▸ What the task requires
As you print the data below, keep every line exactly as it is and leave the images behind.

▸ Data section
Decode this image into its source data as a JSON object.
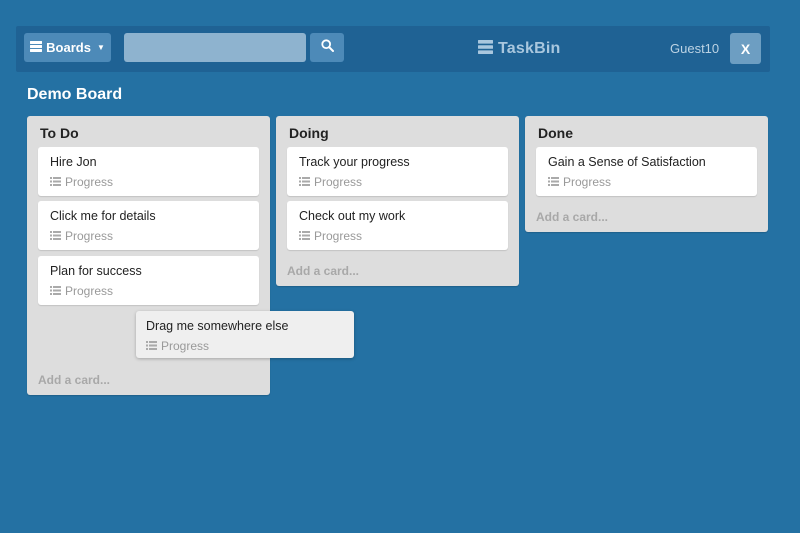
{
  "header": {
    "boards_label": "Boards",
    "search_placeholder": "",
    "brand": "TaskBin",
    "username": "Guest10",
    "close_label": "X"
  },
  "board": {
    "title": "Demo Board"
  },
  "lists": [
    {
      "title": "To Do",
      "cards": [
        {
          "title": "Hire Jon",
          "meta": "Progress"
        },
        {
          "title": "Click me for details",
          "meta": "Progress"
        },
        {
          "title": "Plan for success",
          "meta": "Progress"
        }
      ],
      "add_label": "Add a card..."
    },
    {
      "title": "Doing",
      "cards": [
        {
          "title": "Track your progress",
          "meta": "Progress"
        },
        {
          "title": "Check out my work",
          "meta": "Progress"
        }
      ],
      "add_label": "Add a card..."
    },
    {
      "title": "Done",
      "cards": [
        {
          "title": "Gain a Sense of Satisfaction",
          "meta": "Progress"
        }
      ],
      "add_label": "Add a card..."
    }
  ],
  "dragging_card": {
    "title": "Drag me somewhere else",
    "meta": "Progress"
  },
  "colors": {
    "background": "#2471a3",
    "topbar": "#1f6294",
    "list": "#dddddd",
    "card": "#ffffff"
  },
  "icons": {
    "boards": "boards-icon",
    "search": "search-icon",
    "brand": "taskbin-logo-icon",
    "progress": "list-icon"
  }
}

▸ Reply to the exercise
Decode this image into its source data as a JSON object.
{
  "header": {
    "boards_label": "Boards",
    "search_placeholder": "",
    "brand": "TaskBin",
    "username": "Guest10",
    "close_label": "X"
  },
  "board": {
    "title": "Demo Board"
  },
  "lists": [
    {
      "title": "To Do",
      "cards": [
        {
          "title": "Hire Jon",
          "meta": "Progress"
        },
        {
          "title": "Click me for details",
          "meta": "Progress"
        },
        {
          "title": "Plan for success",
          "meta": "Progress"
        }
      ],
      "add_label": "Add a card..."
    },
    {
      "title": "Doing",
      "cards": [
        {
          "title": "Track your progress",
          "meta": "Progress"
        },
        {
          "title": "Check out my work",
          "meta": "Progress"
        }
      ],
      "add_label": "Add a card..."
    },
    {
      "title": "Done",
      "cards": [
        {
          "title": "Gain a Sense of Satisfaction",
          "meta": "Progress"
        }
      ],
      "add_label": "Add a card..."
    }
  ],
  "dragging_card": {
    "title": "Drag me somewhere else",
    "meta": "Progress"
  },
  "colors": {
    "background": "#2471a3",
    "topbar": "#1f6294",
    "list": "#dddddd",
    "card": "#ffffff"
  },
  "icons": {
    "boards": "boards-icon",
    "search": "search-icon",
    "brand": "taskbin-logo-icon",
    "progress": "list-icon"
  }
}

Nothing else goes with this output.